The Elephant Gambit, alternatively known as the Queen’s Pawn Countergambit or Englund Counterattack, is an infrequently utilized chess opening that commences with the following sequence of moves:
1. e4 e5 2. ♘f3 d5!?
If you play the Latvian Gambit, you won’t be in a worse situation with this one. With its roots tracing back to the 19th century, this bold strategy has intermittently resurfaced as an unexpected weapon. White is immediately thrust into a confrontation, catching adherents of the deliberate, dominating pressure of the Ruy López off guard and leaving them unsettled by this early offensive.

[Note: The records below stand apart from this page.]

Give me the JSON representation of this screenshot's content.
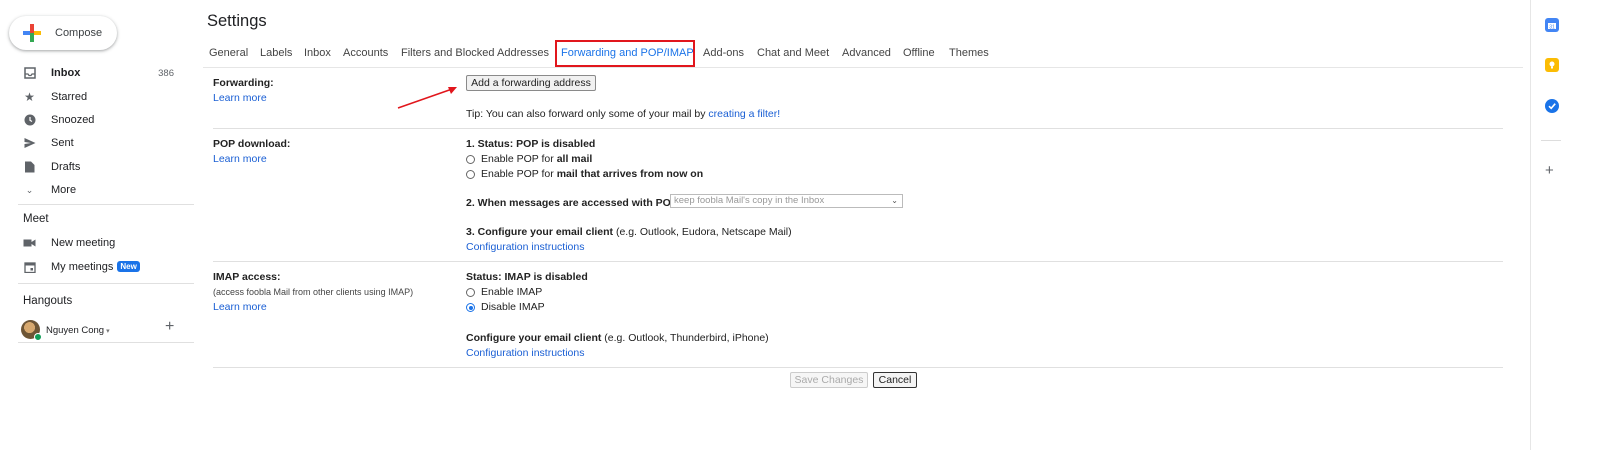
{
  "compose": {
    "label": "Compose"
  },
  "sidebar": {
    "items": [
      {
        "label": "Inbox",
        "count": "386",
        "icon": "inbox-icon"
      },
      {
        "label": "Starred",
        "icon": "star-icon"
      },
      {
        "label": "Snoozed",
        "icon": "clock-icon"
      },
      {
        "label": "Sent",
        "icon": "send-icon"
      },
      {
        "label": "Drafts",
        "icon": "draft-icon"
      },
      {
        "label": "More",
        "icon": "chevron-down-icon"
      }
    ],
    "meet": {
      "title": "Meet",
      "items": [
        {
          "label": "New meeting",
          "icon": "video-icon"
        },
        {
          "label": "My meetings",
          "badge": "New",
          "icon": "calendar-icon"
        }
      ]
    },
    "hangouts": {
      "title": "Hangouts",
      "user": "Nguyen Cong"
    }
  },
  "settings": {
    "title": "Settings",
    "tabs": [
      {
        "label": "General"
      },
      {
        "label": "Labels"
      },
      {
        "label": "Inbox"
      },
      {
        "label": "Accounts"
      },
      {
        "label": "Filters and Blocked Addresses"
      },
      {
        "label": "Forwarding and POP/IMAP",
        "active": true
      },
      {
        "label": "Add-ons"
      },
      {
        "label": "Chat and Meet"
      },
      {
        "label": "Advanced"
      },
      {
        "label": "Offline"
      },
      {
        "label": "Themes"
      }
    ],
    "forwarding": {
      "label": "Forwarding:",
      "learn_more": "Learn more",
      "add_button": "Add a forwarding address",
      "tip_prefix": "Tip: You can also forward only some of your mail by ",
      "tip_link": "creating a filter!"
    },
    "pop": {
      "label": "POP download:",
      "learn_more": "Learn more",
      "status": "1. Status: POP is disabled",
      "option1_prefix": "Enable POP for ",
      "option1_bold": "all mail",
      "option2_prefix": "Enable POP for ",
      "option2_bold": "mail that arrives from now on",
      "when_label": "2. When messages are accessed with POP",
      "when_select": "keep foobla Mail's copy in the Inbox",
      "configure_bold": "3. Configure your email client",
      "configure_rest": " (e.g. Outlook, Eudora, Netscape Mail)",
      "instructions": "Configuration instructions"
    },
    "imap": {
      "label": "IMAP access:",
      "sub": "(access foobla Mail from other clients using IMAP)",
      "learn_more": "Learn more",
      "status": "Status: IMAP is disabled",
      "enable": "Enable IMAP",
      "disable": "Disable IMAP",
      "selected": "disable",
      "configure_bold": "Configure your email client",
      "configure_rest": " (e.g. Outlook, Thunderbird, iPhone)",
      "instructions": "Configuration instructions"
    },
    "actions": {
      "save": "Save Changes",
      "cancel": "Cancel"
    }
  },
  "colors": {
    "accent": "#1a73e8",
    "highlight_box": "#e1161c",
    "arrow": "#e1161c"
  }
}
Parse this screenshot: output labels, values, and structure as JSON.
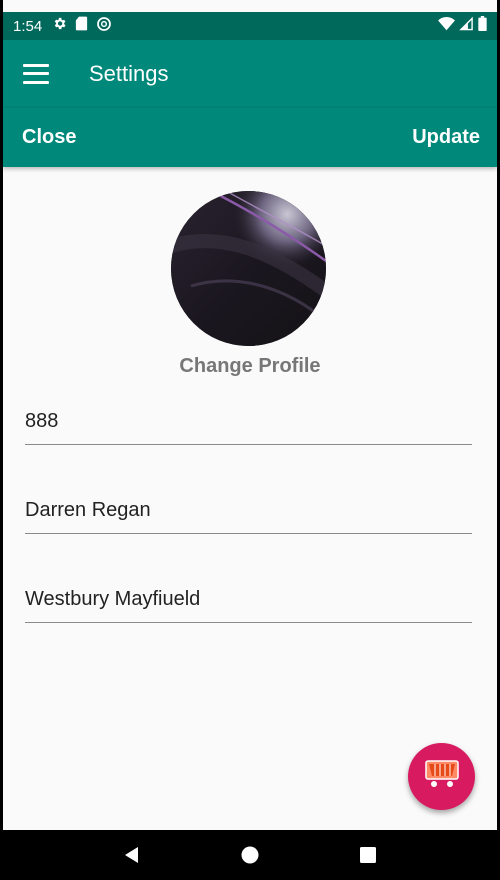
{
  "status_bar": {
    "time": "1:54",
    "left_icons": [
      "gear-icon",
      "sd-card-icon",
      "sync-icon"
    ],
    "right_icons": [
      "wifi-icon",
      "signal-icon",
      "battery-icon"
    ]
  },
  "app_bar": {
    "menu_icon": "menu-icon",
    "title": "Settings"
  },
  "action_bar": {
    "close_label": "Close",
    "update_label": "Update"
  },
  "profile": {
    "change_label": "Change Profile"
  },
  "fields": [
    {
      "value": "888"
    },
    {
      "value": "Darren Regan"
    },
    {
      "value": "Westbury Mayfiueld"
    }
  ],
  "fab": {
    "icon": "shopping-cart-icon"
  },
  "nav_bar": {
    "buttons": [
      "back-icon",
      "home-icon",
      "recents-icon"
    ]
  },
  "colors": {
    "primary": "#00897b",
    "primary_dark": "#00695c",
    "accent": "#d81b60"
  }
}
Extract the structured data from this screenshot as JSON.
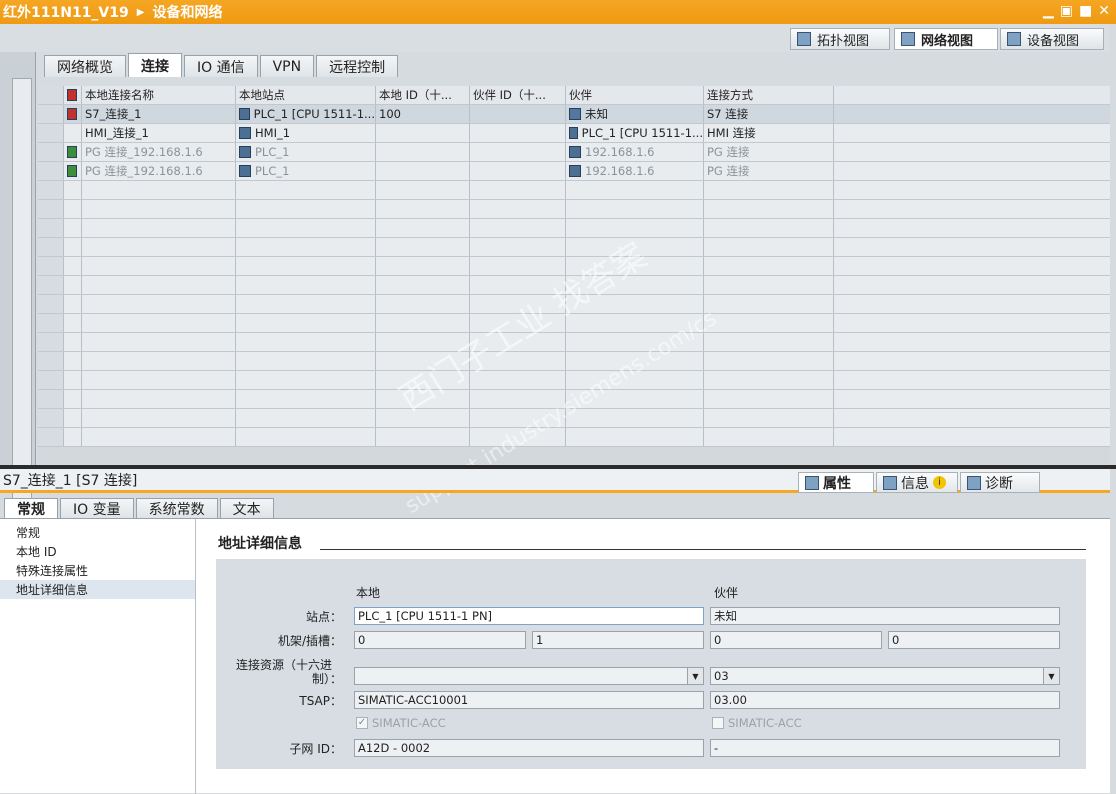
{
  "window": {
    "project": "红外111N11_V19",
    "breadcrumb": "设备和网络",
    "min": "▁",
    "restore": "▣",
    "max": "■",
    "close": "✕"
  },
  "views": [
    {
      "label": "拓扑视图",
      "icon": "topology-icon"
    },
    {
      "label": "网络视图",
      "icon": "network-icon"
    },
    {
      "label": "设备视图",
      "icon": "device-icon"
    }
  ],
  "tabs": [
    "网络概览",
    "连接",
    "IO 通信",
    "VPN",
    "远程控制"
  ],
  "grid": {
    "headers": [
      "",
      "本地连接名称",
      "本地站点",
      "本地 ID（十...",
      "伙伴 ID（十...",
      "伙伴",
      "连接方式"
    ],
    "rows": [
      {
        "icon": "s7-connection-icon",
        "name": "S7_连接_1",
        "station": "PLC_1 [CPU 1511-1...",
        "local_id": "100",
        "partner_id": "",
        "partner": "未知",
        "type": "S7 连接"
      },
      {
        "icon": "",
        "name": "HMI_连接_1",
        "station": "HMI_1",
        "local_id": "",
        "partner_id": "",
        "partner": "PLC_1 [CPU 1511-1...",
        "type": "HMI 连接"
      },
      {
        "icon": "pg-connection-icon",
        "name": "PG 连接_192.168.1.6",
        "station": "PLC_1",
        "local_id": "",
        "partner_id": "",
        "partner": "192.168.1.6",
        "type": "PG 连接"
      },
      {
        "icon": "pg-connection-icon",
        "name": "PG 连接_192.168.1.6",
        "station": "PLC_1",
        "local_id": "",
        "partner_id": "",
        "partner": "192.168.1.6",
        "type": "PG 连接"
      }
    ]
  },
  "watermark": {
    "line1": "西门子工业  找答案",
    "line2": "support.industry.siemens.com/cs"
  },
  "properties": {
    "title": "S7_连接_1 [S7 连接]",
    "tabs": [
      "属性",
      "信息",
      "诊断"
    ],
    "info_badge": "i",
    "subtabs": [
      "常规",
      "IO 变量",
      "系统常数",
      "文本"
    ],
    "nav": [
      "常规",
      "本地 ID",
      "特殊连接属性",
      "地址详细信息"
    ],
    "section_title": "地址详细信息",
    "col_local": "本地",
    "col_partner": "伙伴",
    "labels": {
      "station": "站点：",
      "rack": "机架/插槽：",
      "resource1": "连接资源（十六进",
      "resource2": "制）：",
      "tsap": "TSAP：",
      "subnet": "子网 ID："
    },
    "local": {
      "station": "PLC_1 [CPU 1511-1 PN]",
      "rack": "0",
      "slot": "1",
      "resource": "",
      "tsap": "SIMATIC-ACC10001",
      "checkbox": "SIMATIC-ACC",
      "checked": true,
      "subnet": "A12D - 0002"
    },
    "partner": {
      "station": "未知",
      "rack": "0",
      "slot": "0",
      "resource": "03",
      "tsap": "03.00",
      "checkbox": "SIMATIC-ACC",
      "checked": false,
      "subnet": "-"
    }
  }
}
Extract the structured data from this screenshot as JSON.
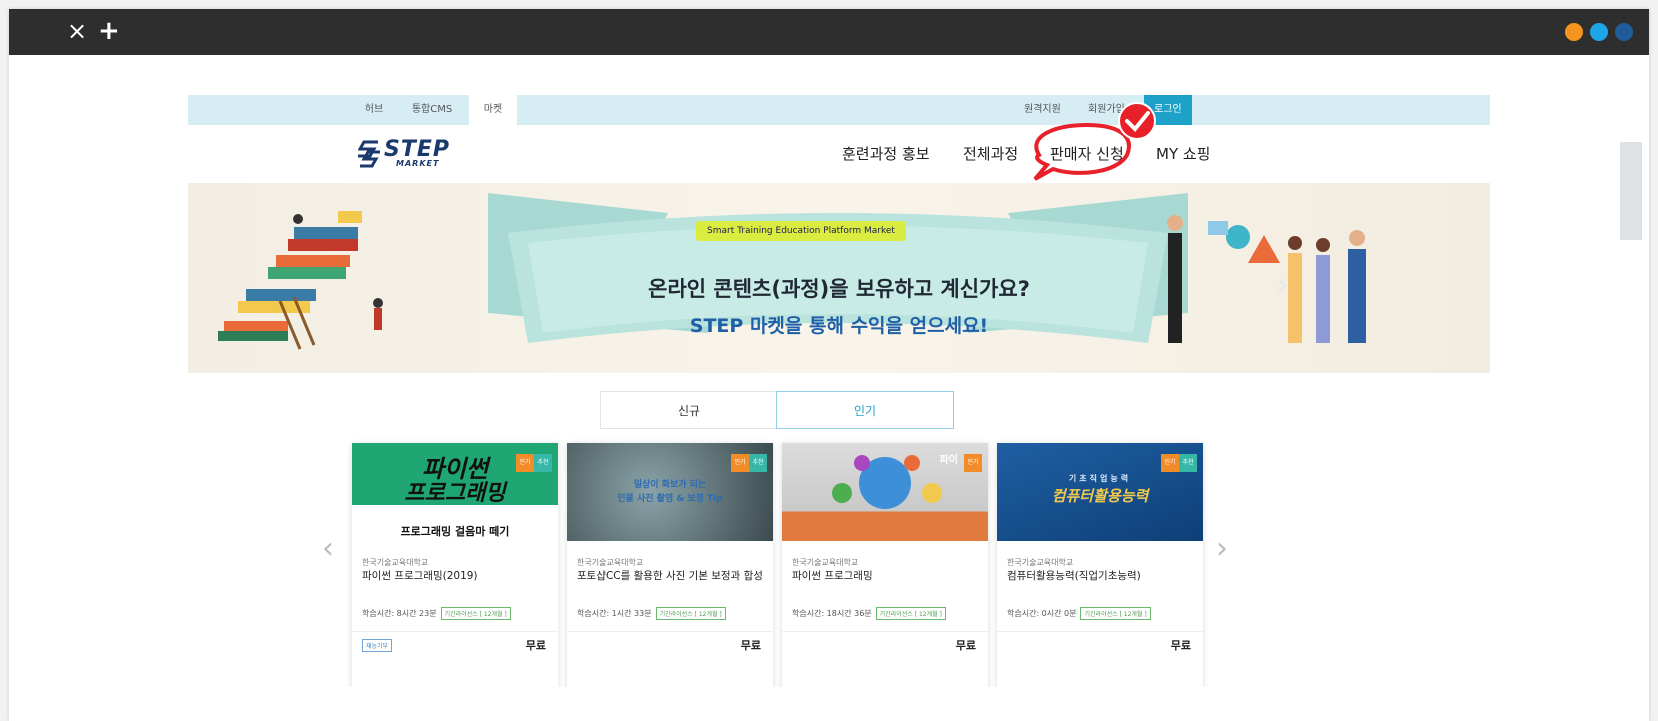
{
  "browser": {
    "close_icon": "×",
    "new_tab_icon": "+",
    "dots": [
      "#f7941d",
      "#1ea5e8",
      "#1f5d9a"
    ]
  },
  "site": {
    "util_tabs": [
      "허브",
      "통합CMS",
      "마켓"
    ],
    "util_links": [
      "원격지원",
      "회원가입"
    ],
    "login_label": "로그인",
    "logo": {
      "text": "STEP",
      "sub": "MARKET"
    },
    "nav": [
      "훈련과정 홍보",
      "전체과정",
      "판매자 신청",
      "MY 쇼핑"
    ]
  },
  "banner": {
    "badge": "Smart Training Education Platform Market",
    "line1": "온라인 콘텐츠(과정)을 보유하고 계신가요?",
    "line2": "STEP 마켓을 통해 수익을 얻으세요!"
  },
  "list_tabs": [
    "신규",
    "인기"
  ],
  "carousel": {
    "prev_icon": "‹",
    "next_icon": "›"
  },
  "cards": [
    {
      "thumb_line1": "파이썬",
      "thumb_line2": "프로그래밍",
      "thumb_line3": "프로그래밍 걸음마 떼기",
      "badges": [
        "인기",
        "추천"
      ],
      "institution": "한국기술교육대학교",
      "title": "파이썬 프로그래밍(2019)",
      "time": "학습시간: 8시간 23분",
      "license": "기간라이선스 [ 12개월 ]",
      "tag": "재능기부",
      "price": "무료"
    },
    {
      "thumb_line1": "일상이 화보가 되는",
      "thumb_line2": "인물 사진 촬영 & 보정 Tip",
      "badges": [
        "인기",
        "추천"
      ],
      "institution": "한국기술교육대학교",
      "title": "포토샵CC를 활용한 사진 기본 보정과 합성",
      "time": "학습시간: 1시간 33분",
      "license": "기간라이선스 [ 12개월 ]",
      "price": "무료"
    },
    {
      "thumb_line1": "파이",
      "badges": [
        "인기"
      ],
      "institution": "한국기술교육대학교",
      "title": "파이썬 프로그래밍",
      "time": "학습시간: 18시간 36분",
      "license": "기간라이선스 [ 12개월 ]",
      "price": "무료"
    },
    {
      "thumb_line1": "기초직업능력",
      "thumb_line2": "컴퓨터활용능력",
      "badges": [
        "인기",
        "추천"
      ],
      "institution": "한국기술교육대학교",
      "title": "컴퓨터활용능력(직업기초능력)",
      "time": "학습시간: 0시간 0분",
      "license": "기간라이선스 [ 12개월 ]",
      "price": "무료"
    }
  ],
  "colors": {
    "accent": "#1ea1c9",
    "util_bar": "#d6edf4",
    "annotation": "#e8202a",
    "badge_orange": "#f28c28",
    "badge_teal": "#36b7a8"
  }
}
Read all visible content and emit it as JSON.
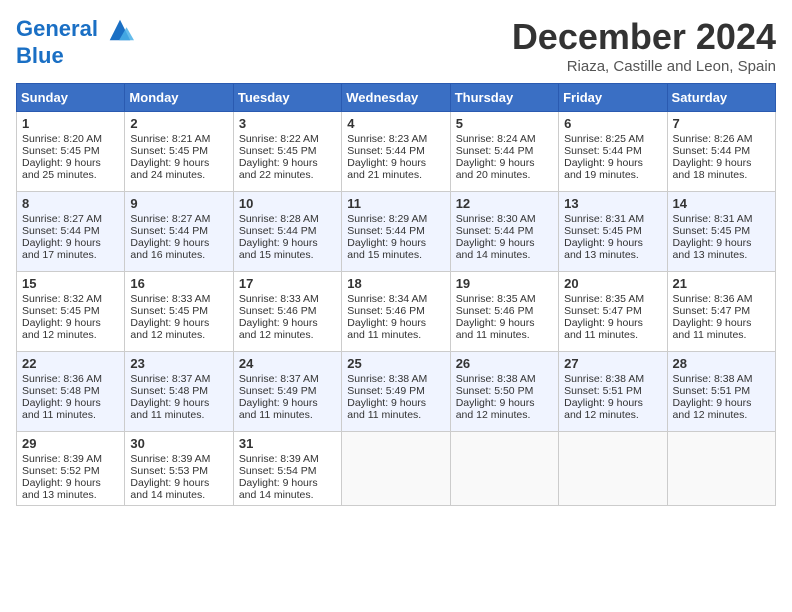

Allow me to showcase three games from our database in which Black employed this gambit and emerged victorious. In most cases, White’s blunders were the catalyst for these triumphs. However, such is the allure of playing volatile openings: our opponents, attempting to penalize us for selecting what they perceive as a feeble line, frequently succumb to even graver errors, ultimately succumbing to the psychological warfare and suffering defeat.